In individuals with Alzheimer's illness, the rising weakness of learning and memory in the long run leads an authoritative determination. In a small percentage, difficulties with language, chief functions, perception (agnosia) or execution of movements (apraxia) are more prominent than memory problems. Alzheimer's sickness doesn't influence all memory limits similarly. More seasoned recollections of the individual's life (episodic memory), facts learned (semantic memory), and implicit memory (the memory of the body on the most proficient method to get things done, like utilizing a fork to eat or how to drink from a glass) are affected less significantly than new facts or memories.
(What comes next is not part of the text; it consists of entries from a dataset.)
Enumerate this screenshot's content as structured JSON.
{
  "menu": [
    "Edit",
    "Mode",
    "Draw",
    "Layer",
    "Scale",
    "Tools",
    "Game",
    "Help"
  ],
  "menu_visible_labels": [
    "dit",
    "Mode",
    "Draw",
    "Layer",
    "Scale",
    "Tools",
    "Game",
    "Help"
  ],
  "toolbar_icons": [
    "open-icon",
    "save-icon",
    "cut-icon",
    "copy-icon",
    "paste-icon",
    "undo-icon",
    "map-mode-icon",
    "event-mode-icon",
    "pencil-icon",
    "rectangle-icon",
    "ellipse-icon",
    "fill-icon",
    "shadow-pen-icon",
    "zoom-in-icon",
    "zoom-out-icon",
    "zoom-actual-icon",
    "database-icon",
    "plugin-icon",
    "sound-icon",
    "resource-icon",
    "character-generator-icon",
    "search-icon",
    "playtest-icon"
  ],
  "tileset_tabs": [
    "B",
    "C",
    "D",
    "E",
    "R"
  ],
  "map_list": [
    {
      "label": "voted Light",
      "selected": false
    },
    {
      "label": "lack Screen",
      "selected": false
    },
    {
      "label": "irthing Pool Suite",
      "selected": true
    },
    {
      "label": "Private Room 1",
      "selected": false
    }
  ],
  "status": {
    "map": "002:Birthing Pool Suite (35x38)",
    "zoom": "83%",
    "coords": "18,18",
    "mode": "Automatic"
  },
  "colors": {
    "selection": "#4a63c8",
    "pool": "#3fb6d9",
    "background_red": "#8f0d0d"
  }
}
In this stage, the individual with Alzheimer's is generally equipped for conveying fundamental thoughts enough. While performing fine motor tasks like composition, drawing or dressing, certain development coordination and planning difficulties (apraxia) might be available, yet they are generally inconspicuous. As the sickness advances, individuals with Alzheimer's illness can frequently keep on performing many assignments independently, however may require help or oversight with the most cognitively demanding activities.

Middle stage

Speech difficulties become evident due to an inability to recall vocabulary, which leads to frequent incorrect word replacements (paraphasias). Reading and writing skills are also progressively lost. Complex motor arrangements become less coordinated over the time passes and Alzheimer's sickness advances, so the risk of falling increases. During this stage, memory issues decline and the individual might fail to recognise close relatives. Long term memory, which was already intact, becomes weakened. Behavioral and neuropsychiatric changes become more common. Well known appearances are wandering, irritability and enthusiastic lability, leading to crying, eruptions of unpremeditated aggression or protection from providing care.

Late stage

During the final stage, known as the late-stage or serious stage, there is complete dependence on guardians. Language is decreased to straightforward expressions or even single words, in the long run leading to total loss of speech. In spite of the deficiency of verbal language capacities, individuals can frequently comprehend and return enthusiastic signs. Despite the fact that forcefulness can in any case be available, outrageous unresponsiveness and fatigue are considerably more typical side effects. Individuals with Alzheimer's illness can eventually not perform even the least complex undertakings autonomously; bulk and versatility break down to where they are incapacitated and unfit to take care of themselves. The reason for death is typically an outside factor, like contamination of pressure ulcers or pneumonia, not the actual sickness.

Author Info

Bruce Aurelia*
Department of Medicine, Central Clinic of Athens, Athens, Greece

Citation: Aurelia B (2022) A Short Note on Possibility Symptoms and Phases of Alzheimer’s Diseases. J Sleep Disord Ther. 11: 368.

Received: 01-Mar-2022, Manuscript No. JSDT-22-17055; Editor assigned: 03-Mar-2022, Pre QC No. JSDT-22-17055 (PQ); Reviewed: 17-Mar-2022, QC No. JSDT-22-17055; Revised: 24-Mar-2022, Manuscript No. JSDT-22-17055 (R); Published: 31-Mar-2022 , DOI: 10.35248/2167-0277.22.11.368

Copyright: © 2022 Aurelia B. This is an open-access article distributed under the terms of the Creative Commons Attribution License, which permits unrestricted use, distribution, and reproduction in any medium, provided the original author and source are credited.